==Allowing self-registration==
 
==Allowing self-registration==

Revision as of 07:21, 12 February 2009

The easy way

Upgrade to 1.9.4 or later and use the new Security report to analyse your configuration. Then do all the things it tells you.

Very strongly recommended

  1. Make sure that 'register_globals' is switched off in your PHP settings (this is the default). Otherwise your site may be at risk of being cracked, allowing spammers to modify your scripts and insert spam wherever they like.
  2. Keep "Force users to login for profiles" enabled in Administration > Security > Site policies to prevent anonymous visitors and search engines from seeing user profiles.
  3. Keep "Profiles for enrolled users only" enabled in Administration > Security > Site policies (in Moodle 1.6.9, 1.7.7, 1.8.8 and in 1.9.4 onwards).

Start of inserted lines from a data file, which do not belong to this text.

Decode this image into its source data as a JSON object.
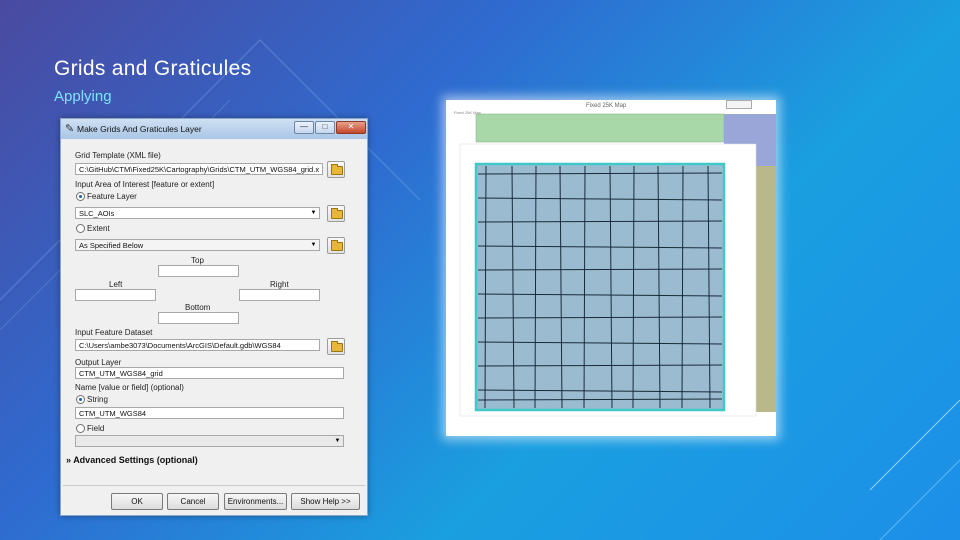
{
  "slide": {
    "title": "Grids and Graticules",
    "subtitle": "Applying"
  },
  "dialog": {
    "title": "Make Grids And Graticules Layer",
    "window_controls": {
      "minimize": "—",
      "maximize": "□",
      "close": "✕"
    },
    "grid_template_label": "Grid Template (XML file)",
    "grid_template_value": "C:\\GitHub\\CTM\\Fixed25K\\Cartography\\Grids\\CTM_UTM_WGS84_grid.x",
    "area_label": "Input Area of Interest [feature or extent]",
    "feature_layer_option": "Feature Layer",
    "feature_layer_value": "SLC_AOIs",
    "extent_option": "Extent",
    "extent_value": "As Specified Below",
    "top_label": "Top",
    "left_label": "Left",
    "right_label": "Right",
    "bottom_label": "Bottom",
    "input_dataset_label": "Input Feature Dataset",
    "input_dataset_value": "C:\\Users\\ambe3073\\Documents\\ArcGIS\\Default.gdb\\WGS84",
    "output_layer_label": "Output Layer",
    "output_layer_value": "CTM_UTM_WGS84_grid",
    "name_label": "Name [value or field] (optional)",
    "string_option": "String",
    "string_value": "CTM_UTM_WGS84",
    "field_option": "Field",
    "advanced_label": "Advanced Settings (optional)",
    "advanced_icon": "double-chevron-down-icon",
    "buttons": {
      "ok": "OK",
      "cancel": "Cancel",
      "environments": "Environments...",
      "show_help": "Show Help >>"
    }
  },
  "map": {
    "title": "Fixed 25K Map",
    "small_label": "Fixed 25K Map",
    "colors": {
      "top_band": "#a8d8a8",
      "right_band": "#9aa6d8",
      "side_strip": "#b8b88a",
      "grid_fill": "#9bbcd0",
      "grid_border": "#40c8c8"
    }
  }
}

Further suggestions

Allowing self-registration

If you don't need it, please keep self-registration disabled (it's the default) in Administration > Users > Authentication > Manage authentication common settings.

If you must use Email-based self-registration to allow people to make their own accounts then:

  1. Add spam protection to the new account form by enabling reCAPTCHA (in Moodle 1.9.1 onwards) - see Security FAQ for details of how to do so. ReCAPTCHA is quite effective against most automated spambots, but will not foil human spammers at all.
  2. Limit self registration to particular email domains with the allowed email domains setting or deny email addresses from particular domains, such as mailinator.com and temporaryinbox.com, with the denied email domains setting. Both settings are in Administration > Users > Authentication > Manage authentication common settings.
  3. Consider only enabling self registration for a short period of time to allow users to create accounts, and then later disable it.
  4. Keep "Email change confirmation" enabled in Administration > Security > Site policies (in Moodle 1.8.6 and in 1.9.2 onwards).

Cleaning up spam

If your site was open in the past and you have a spam problem then here are some things you can do to clean up the profiles:

  • Browse your user list looking for patterns to detect users who need to be deleted. For example, spammers might have chosen a country that none of your real users has.
  • Use the "Bulk user actions" tool under Admin > Users > Accounts to find all these users and delete them. Note that versions prior to 1.6.7, 1.7.5, 1.8.6, 1.9.2 had a bug that did not properly hide deleted user profiles, so make sure you have upgraded to a later version if you want to keep user profiles visible to the world.
  • Spam Cleaner is a simple script to help you delete spammer accounts more easily: